### Exercise details:
In this data, count the lines in which "discovery" appears and give only that number.

---

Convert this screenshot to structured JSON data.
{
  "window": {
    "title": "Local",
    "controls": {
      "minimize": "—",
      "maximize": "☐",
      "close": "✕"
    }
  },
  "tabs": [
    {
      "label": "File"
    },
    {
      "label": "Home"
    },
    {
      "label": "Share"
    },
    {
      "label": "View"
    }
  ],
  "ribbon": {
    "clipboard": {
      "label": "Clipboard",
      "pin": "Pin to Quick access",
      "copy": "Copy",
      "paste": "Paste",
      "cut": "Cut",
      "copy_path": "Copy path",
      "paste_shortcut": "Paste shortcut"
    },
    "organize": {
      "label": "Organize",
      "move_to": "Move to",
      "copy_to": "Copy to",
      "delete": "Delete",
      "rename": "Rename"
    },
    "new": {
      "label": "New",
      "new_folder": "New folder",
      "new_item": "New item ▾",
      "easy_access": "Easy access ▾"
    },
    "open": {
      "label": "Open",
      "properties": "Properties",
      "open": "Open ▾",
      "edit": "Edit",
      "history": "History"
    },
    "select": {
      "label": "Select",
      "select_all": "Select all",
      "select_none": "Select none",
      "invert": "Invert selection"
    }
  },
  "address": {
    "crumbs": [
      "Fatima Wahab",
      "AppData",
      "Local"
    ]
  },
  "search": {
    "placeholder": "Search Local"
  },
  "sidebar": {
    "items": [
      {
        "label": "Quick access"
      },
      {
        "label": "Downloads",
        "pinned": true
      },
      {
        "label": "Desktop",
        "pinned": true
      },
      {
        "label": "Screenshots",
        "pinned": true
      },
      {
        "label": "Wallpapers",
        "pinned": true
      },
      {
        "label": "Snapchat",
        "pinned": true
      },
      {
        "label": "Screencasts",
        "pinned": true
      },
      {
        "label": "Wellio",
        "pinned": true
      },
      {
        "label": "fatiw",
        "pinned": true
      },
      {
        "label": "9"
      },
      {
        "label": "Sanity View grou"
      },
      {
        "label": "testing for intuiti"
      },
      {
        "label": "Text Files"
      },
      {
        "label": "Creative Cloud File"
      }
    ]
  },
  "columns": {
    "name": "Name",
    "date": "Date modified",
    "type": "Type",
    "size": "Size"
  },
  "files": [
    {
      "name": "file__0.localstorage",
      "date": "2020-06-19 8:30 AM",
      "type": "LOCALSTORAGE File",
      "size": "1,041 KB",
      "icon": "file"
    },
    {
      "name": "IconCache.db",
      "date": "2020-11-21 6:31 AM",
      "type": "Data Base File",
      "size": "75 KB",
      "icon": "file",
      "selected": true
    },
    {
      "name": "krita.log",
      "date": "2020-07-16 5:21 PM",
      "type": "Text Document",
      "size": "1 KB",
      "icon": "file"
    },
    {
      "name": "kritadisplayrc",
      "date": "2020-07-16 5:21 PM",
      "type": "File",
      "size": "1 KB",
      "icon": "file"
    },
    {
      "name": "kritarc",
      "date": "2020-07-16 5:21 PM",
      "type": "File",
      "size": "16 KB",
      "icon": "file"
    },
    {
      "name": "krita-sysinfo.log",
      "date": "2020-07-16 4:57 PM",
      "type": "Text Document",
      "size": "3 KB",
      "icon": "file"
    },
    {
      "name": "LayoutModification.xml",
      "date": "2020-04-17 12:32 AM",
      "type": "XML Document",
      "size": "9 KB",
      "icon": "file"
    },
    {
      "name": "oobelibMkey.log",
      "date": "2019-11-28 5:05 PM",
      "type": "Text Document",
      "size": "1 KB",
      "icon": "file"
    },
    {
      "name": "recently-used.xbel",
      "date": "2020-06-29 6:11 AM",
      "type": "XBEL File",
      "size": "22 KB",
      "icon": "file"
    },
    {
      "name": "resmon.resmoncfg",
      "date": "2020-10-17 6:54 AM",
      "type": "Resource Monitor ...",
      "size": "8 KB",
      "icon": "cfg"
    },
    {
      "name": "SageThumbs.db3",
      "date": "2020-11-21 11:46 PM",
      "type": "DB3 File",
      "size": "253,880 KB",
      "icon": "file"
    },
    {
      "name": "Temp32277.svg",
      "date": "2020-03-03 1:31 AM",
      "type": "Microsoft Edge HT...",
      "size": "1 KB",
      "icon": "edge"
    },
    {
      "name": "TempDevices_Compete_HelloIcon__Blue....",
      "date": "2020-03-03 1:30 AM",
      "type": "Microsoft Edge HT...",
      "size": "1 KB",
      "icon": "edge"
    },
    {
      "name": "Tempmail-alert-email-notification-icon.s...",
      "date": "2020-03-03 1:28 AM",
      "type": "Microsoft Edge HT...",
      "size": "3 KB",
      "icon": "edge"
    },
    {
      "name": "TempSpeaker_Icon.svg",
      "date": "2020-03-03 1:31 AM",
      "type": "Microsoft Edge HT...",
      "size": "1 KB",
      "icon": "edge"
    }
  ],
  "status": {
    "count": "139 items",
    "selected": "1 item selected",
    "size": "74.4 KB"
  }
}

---

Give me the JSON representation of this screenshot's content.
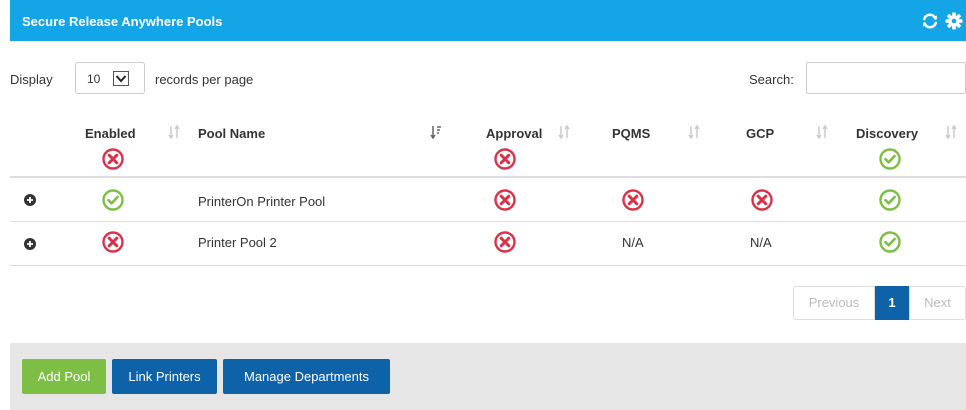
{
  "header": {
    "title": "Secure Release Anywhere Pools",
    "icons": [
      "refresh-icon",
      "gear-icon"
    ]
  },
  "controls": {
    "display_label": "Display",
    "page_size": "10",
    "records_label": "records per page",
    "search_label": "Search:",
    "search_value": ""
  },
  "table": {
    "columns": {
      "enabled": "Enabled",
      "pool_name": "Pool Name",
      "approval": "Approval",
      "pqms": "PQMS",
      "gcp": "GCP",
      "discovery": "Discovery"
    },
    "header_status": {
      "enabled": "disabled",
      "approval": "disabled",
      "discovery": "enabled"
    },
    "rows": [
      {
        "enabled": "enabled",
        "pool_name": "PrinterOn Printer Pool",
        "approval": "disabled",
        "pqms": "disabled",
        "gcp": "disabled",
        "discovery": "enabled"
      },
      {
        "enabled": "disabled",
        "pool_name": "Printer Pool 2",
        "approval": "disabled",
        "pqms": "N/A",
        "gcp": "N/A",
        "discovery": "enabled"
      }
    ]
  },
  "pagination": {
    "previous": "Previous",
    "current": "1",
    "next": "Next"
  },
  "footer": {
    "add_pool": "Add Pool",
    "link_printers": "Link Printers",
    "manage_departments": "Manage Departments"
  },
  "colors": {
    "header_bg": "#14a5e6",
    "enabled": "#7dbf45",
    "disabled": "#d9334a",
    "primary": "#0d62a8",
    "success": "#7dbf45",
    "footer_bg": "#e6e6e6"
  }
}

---

### Expected output:
4